Abstract: "How do you write 'good' code?
How do you write maintainable code?
How do you write code that your colleagues can understand, use and modify safely, without risk of it breaking?
Importantly, how can you do this in a professional environment where there is rarely the luxury of extra time for 'a big clean up'?
These questions are by no means trivial and the issues they touch can be just as important to a team of Data Scientists as the analysis and algorithms they are producing.
In fact it is a real surprise that these matters rarely get more than a short mention in the training of a Data Scientist.
Well, the community of software developers has been pondering these questions for a long time and have come up with various different answers.
'Test Driven Development' is one answer, formalised by Kent Beck in the 1990s.
In this live coding session Robert Hardy will code up a simple Bayesian classifier in Python, using a TDD approach.
That in itself will be interesting to people unfamiliar with the principles behind a Bayesian classifier.
However, Robert will really be showing how the TDD approach offers a framework that can improve our chances of delivering good code that we can be proud to share with our colleagues.
Bio: Robert Hardy has spent over 12 years working in the finance industry as a quant. He likes to build full-stack numerical applications -- from data pipelines to mathematics to UI -- and has done this mostly in Python and Elm recently.
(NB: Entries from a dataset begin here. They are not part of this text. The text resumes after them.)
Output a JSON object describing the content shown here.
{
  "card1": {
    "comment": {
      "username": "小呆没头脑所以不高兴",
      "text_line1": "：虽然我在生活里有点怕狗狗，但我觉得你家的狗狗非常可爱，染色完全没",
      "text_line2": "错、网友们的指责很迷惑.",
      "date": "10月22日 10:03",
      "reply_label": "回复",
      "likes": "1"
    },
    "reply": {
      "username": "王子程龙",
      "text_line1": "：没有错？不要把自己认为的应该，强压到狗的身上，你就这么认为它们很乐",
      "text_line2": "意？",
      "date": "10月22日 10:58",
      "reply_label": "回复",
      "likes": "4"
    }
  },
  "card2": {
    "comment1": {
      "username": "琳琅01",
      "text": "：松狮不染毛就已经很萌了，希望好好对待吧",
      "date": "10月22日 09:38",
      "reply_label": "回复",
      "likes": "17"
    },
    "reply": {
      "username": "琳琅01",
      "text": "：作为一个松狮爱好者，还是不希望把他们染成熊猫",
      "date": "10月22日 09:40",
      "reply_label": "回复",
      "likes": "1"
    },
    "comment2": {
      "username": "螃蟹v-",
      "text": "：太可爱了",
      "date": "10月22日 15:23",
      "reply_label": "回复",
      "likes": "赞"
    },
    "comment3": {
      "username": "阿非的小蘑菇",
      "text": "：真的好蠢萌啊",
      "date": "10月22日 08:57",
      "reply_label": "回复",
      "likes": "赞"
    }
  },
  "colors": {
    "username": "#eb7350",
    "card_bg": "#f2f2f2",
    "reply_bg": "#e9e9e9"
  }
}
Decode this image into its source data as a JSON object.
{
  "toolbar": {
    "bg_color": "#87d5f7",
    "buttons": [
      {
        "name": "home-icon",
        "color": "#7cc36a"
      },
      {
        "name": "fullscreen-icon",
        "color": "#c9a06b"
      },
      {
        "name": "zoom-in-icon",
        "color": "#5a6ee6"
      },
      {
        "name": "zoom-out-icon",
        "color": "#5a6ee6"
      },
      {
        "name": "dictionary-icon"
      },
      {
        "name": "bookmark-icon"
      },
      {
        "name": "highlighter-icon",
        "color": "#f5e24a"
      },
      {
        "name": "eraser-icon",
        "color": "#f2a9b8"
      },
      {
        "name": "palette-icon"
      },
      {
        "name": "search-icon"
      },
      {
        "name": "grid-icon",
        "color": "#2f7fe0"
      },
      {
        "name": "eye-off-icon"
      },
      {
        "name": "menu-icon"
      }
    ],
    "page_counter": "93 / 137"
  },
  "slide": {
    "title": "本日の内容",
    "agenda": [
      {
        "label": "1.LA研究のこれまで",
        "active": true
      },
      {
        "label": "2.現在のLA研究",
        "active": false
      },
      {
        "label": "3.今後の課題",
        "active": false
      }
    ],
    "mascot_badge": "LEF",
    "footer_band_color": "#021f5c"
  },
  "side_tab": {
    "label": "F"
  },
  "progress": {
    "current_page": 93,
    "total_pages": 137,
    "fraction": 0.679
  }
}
Robert is the organizer of Full Stack Quants, a meeting of like minds held monthly at Code Node in central London.